How often do you receive the, generic, recommendation request text: I’m sending this to ask you for a brief recommendation of my work that I can include in my LinkedIn profile. If you have any questions, let me know.
Even though we are in the digital era of acronyms, brief messages and text messages, it still matters nurturing personal and professional relationship by taking the time of writing a more formal message.
Yes, I know, many of us are quite busy and often barely have the time to go thru a day’s email, yet, if you are seeking to have someone to vouch for you, at the very least, spend some time in creating a custom message, that reflects:
The reason why you are asking the recommendation
- Outline the skills and areas of expertise you would like to get highlighted
- Be authentic, explaining why having a recommendation will mean a great deal to you

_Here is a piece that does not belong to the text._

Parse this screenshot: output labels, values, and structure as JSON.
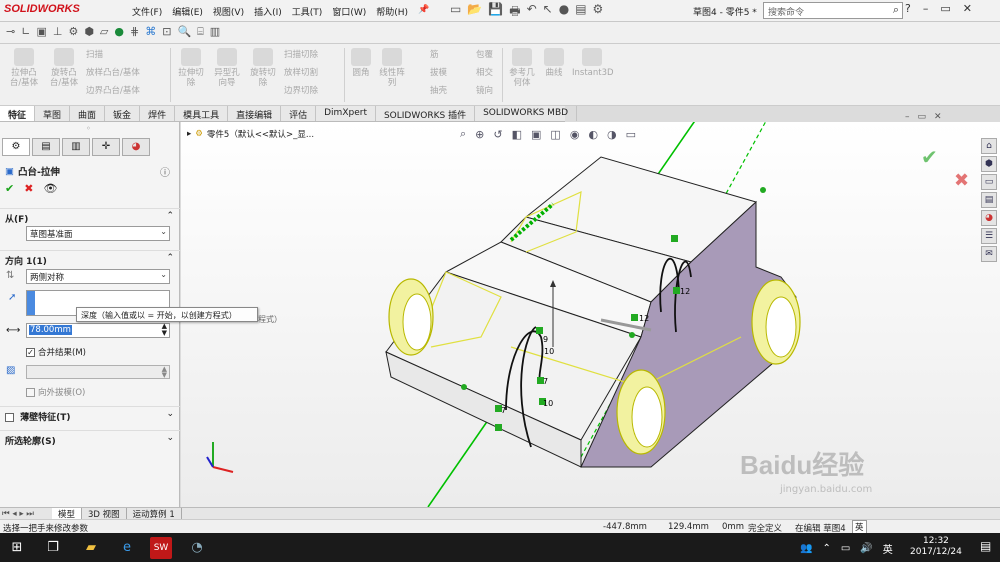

However, before you go about writing your custom message and start sending recommendations requests, you need to start networking naturally today! Do not start when you are in a situation, where you are looking for a new job or trying to sell your services. Just think about how awkward it is asking someone to recommend you when you have not been in contact with for many years or asking someone that you have seen before but do not even say hello when crossing paths in the elevator or at the cafeteria?
You should not expect that they are going to have an up to date perspective about the work you are doing now, or the skills you have acquired since the last time you were in touch. What you should expect is for your contact to be wondering that if you find their perspective about your work valuable, then why you have not been in contact before?

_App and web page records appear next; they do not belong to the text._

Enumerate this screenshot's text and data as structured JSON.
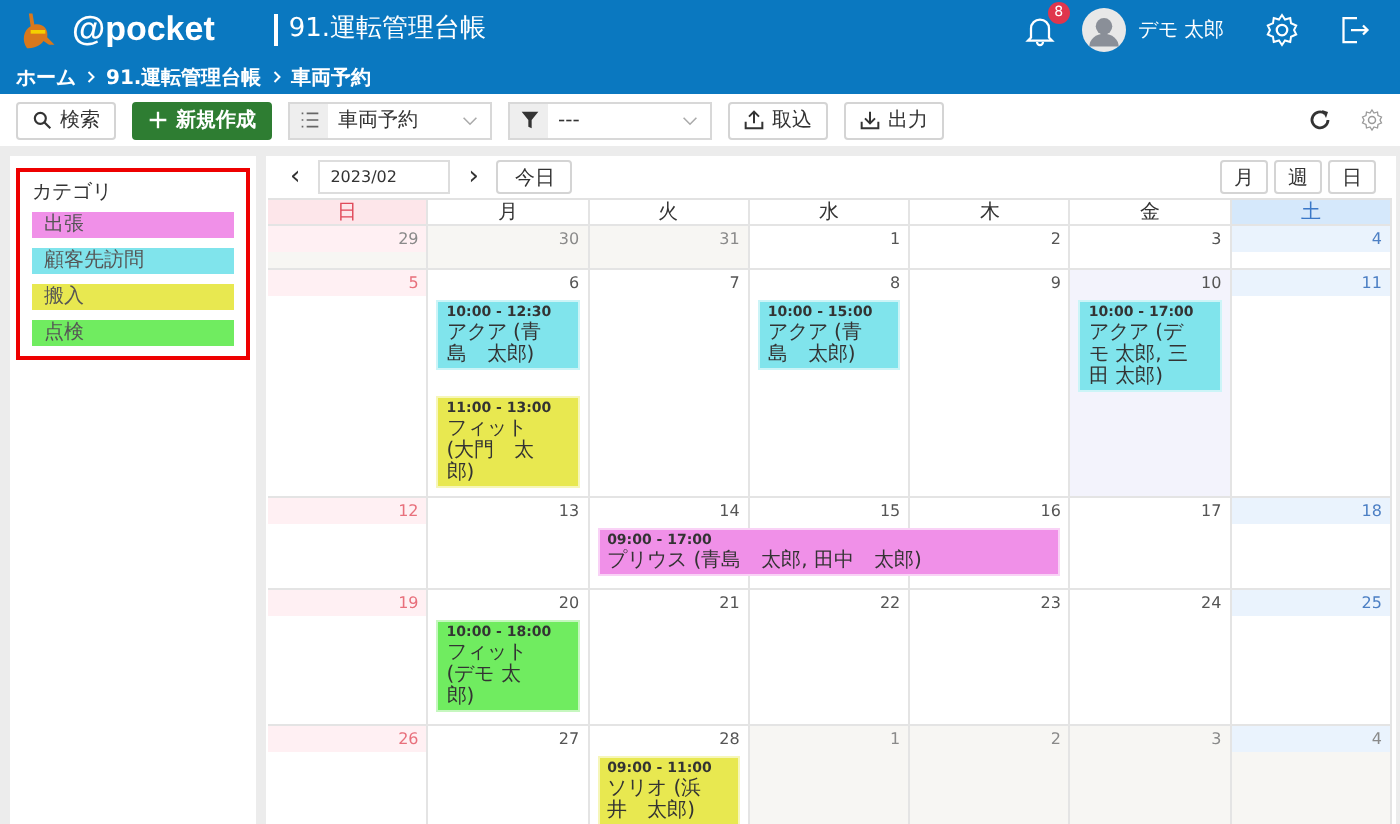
{
  "header": {
    "app_name": "@pocket",
    "title": "91.運転管理台帳",
    "breadcrumbs": [
      "ホーム",
      "91.運転管理台帳",
      "車両予約"
    ],
    "notification_count": "8",
    "user_name": "デモ 太郎"
  },
  "toolbar": {
    "search_button": "検索",
    "new_button": "新規作成",
    "view_select": {
      "value": "車両予約"
    },
    "filter_select": {
      "value": "---"
    },
    "import_button": "取込",
    "export_button": "出力"
  },
  "categories": {
    "title": "カテゴリ",
    "items": [
      {
        "label": "出張",
        "color": "#f090e8"
      },
      {
        "label": "顧客先訪問",
        "color": "#80e4ec"
      },
      {
        "label": "搬入",
        "color": "#e8e850"
      },
      {
        "label": "点検",
        "color": "#70ec60"
      }
    ]
  },
  "calendar": {
    "prev": "‹",
    "month": "2023/02",
    "next": "›",
    "today_button": "今日",
    "views": [
      "月",
      "週",
      "日"
    ],
    "weekdays": [
      "日",
      "月",
      "火",
      "水",
      "木",
      "金",
      "土"
    ],
    "weeks": [
      {
        "days": [
          {
            "date": "29",
            "outside": true,
            "today": false
          },
          {
            "date": "30",
            "outside": true,
            "today": false
          },
          {
            "date": "31",
            "outside": true,
            "today": false
          },
          {
            "date": "1",
            "outside": false,
            "today": false
          },
          {
            "date": "2",
            "outside": false,
            "today": false
          },
          {
            "date": "3",
            "outside": false,
            "today": false
          },
          {
            "date": "4",
            "outside": false,
            "today": false
          }
        ]
      },
      {
        "days": [
          {
            "date": "5",
            "outside": false,
            "today": false
          },
          {
            "date": "6",
            "outside": false,
            "today": false,
            "events": [
              {
                "kind": "event",
                "time": "10:00 - 12:30",
                "title": "アクア (青島　太郎)",
                "color": "#80e4ec"
              },
              {
                "kind": "event",
                "time": "11:00 - 13:00",
                "title": "フィット (大門　太郎)",
                "color": "#e8e850"
              }
            ]
          },
          {
            "date": "7",
            "outside": false,
            "today": false
          },
          {
            "date": "8",
            "outside": false,
            "today": false,
            "events": [
              {
                "kind": "event",
                "time": "10:00 - 15:00",
                "title": "アクア (青島　太郎)",
                "color": "#80e4ec"
              }
            ]
          },
          {
            "date": "9",
            "outside": false,
            "today": false
          },
          {
            "date": "10",
            "outside": false,
            "today": true,
            "events": [
              {
                "kind": "event",
                "time": "10:00 - 17:00",
                "title": "アクア (デモ 太郎, 三田 太郎)",
                "color": "#80e4ec"
              }
            ]
          },
          {
            "date": "11",
            "outside": false,
            "today": false
          }
        ]
      },
      {
        "days": [
          {
            "date": "12",
            "outside": false,
            "today": false
          },
          {
            "date": "13",
            "outside": false,
            "today": false
          },
          {
            "date": "14",
            "outside": false,
            "today": false,
            "events": [
              {
                "kind": "event",
                "time": "09:00 - 17:00",
                "title": "プリウス (青島　太郎, 田中　太郎)",
                "color": "#f090e8"
              }
            ]
          },
          {
            "date": "15",
            "outside": false,
            "today": false,
            "events": [
              {
                "kind": "continued"
              }
            ]
          },
          {
            "date": "16",
            "outside": false,
            "today": false,
            "events": [
              {
                "kind": "continued"
              }
            ]
          },
          {
            "date": "17",
            "outside": false,
            "today": false
          },
          {
            "date": "18",
            "outside": false,
            "today": false
          }
        ]
      },
      {
        "days": [
          {
            "date": "19",
            "outside": false,
            "today": false
          },
          {
            "date": "20",
            "outside": false,
            "today": false,
            "events": [
              {
                "kind": "event",
                "time": "10:00 - 18:00",
                "title": "フィット (デモ 太郎)",
                "color": "#70ec60"
              }
            ]
          },
          {
            "date": "21",
            "outside": false,
            "today": false
          },
          {
            "date": "22",
            "outside": false,
            "today": false
          },
          {
            "date": "23",
            "outside": false,
            "today": false
          },
          {
            "date": "24",
            "outside": false,
            "today": false
          },
          {
            "date": "25",
            "outside": false,
            "today": false
          }
        ]
      },
      {
        "days": [
          {
            "date": "26",
            "outside": false,
            "today": false
          },
          {
            "date": "27",
            "outside": false,
            "today": false
          },
          {
            "date": "28",
            "outside": false,
            "today": false,
            "events": [
              {
                "kind": "event",
                "time": "09:00 - 11:00",
                "title": "ソリオ (浜井　太郎)",
                "color": "#e8e850"
              }
            ]
          },
          {
            "date": "1",
            "outside": true,
            "today": false
          },
          {
            "date": "2",
            "outside": true,
            "today": false
          },
          {
            "date": "3",
            "outside": true,
            "today": false
          },
          {
            "date": "4",
            "outside": true,
            "today": false
          }
        ]
      }
    ]
  }
}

So what can you do to re-establish the connection with your network and ask for their recommendation?
Nurture Meaningful Connections
First, realize the meaning of building your network by staying in contact with people and letting them know the latest news about you. Although LinkedIn alerts you about your contact’s birthdays, job anniversary, new job etc. etc. these alerts are not great to keep in touch with someone. Fortunately, there are other ways, such as FiveHundredPlus a CRM tool for LinkedIn that can help keep track the frequency of your contacts, schedule contact reminders and add contacts who are not even on LinkedIn.
No Hard Feelings
Avoid imposing yourself! Before sending the recommendation request, ask first via direct message or email, framing your request in a way that allows your contact to refuse gracefully — for example, write something like, “Would you be comfortable writing a recommendation on my behalf?” By doing this, you are not putting pressure in your contact and you are giving them the opportunity to decline without hard feelings or burning bridges
Make it Effortless
Be sensitive of their time and make it effortless. Your contacts would be more open to write you a recommendation if you provide them with blurbs or wording that reflect the work and interactions you had with the person, highlighting your skills and qualifications. Explain that the wording can be edited as needed.
Gratitude Pays Off
Be thankful and follow up – whether or not you got the recommendation, be candid about it, express your gratitude for their time and consideration. Keep in touch all the same, and make sure to send them periodic updates about your latest endeavors.
Without doubt, LinkedIn is a very powerful tool that can help you tap into your network for help when you need it, however don’t misuse it and end up using its impersonal and automated messages that could prevent you from creating authentic connections with people in your network.
Let us know your thoughts and how do you approach people in your network when asking for a recommendation.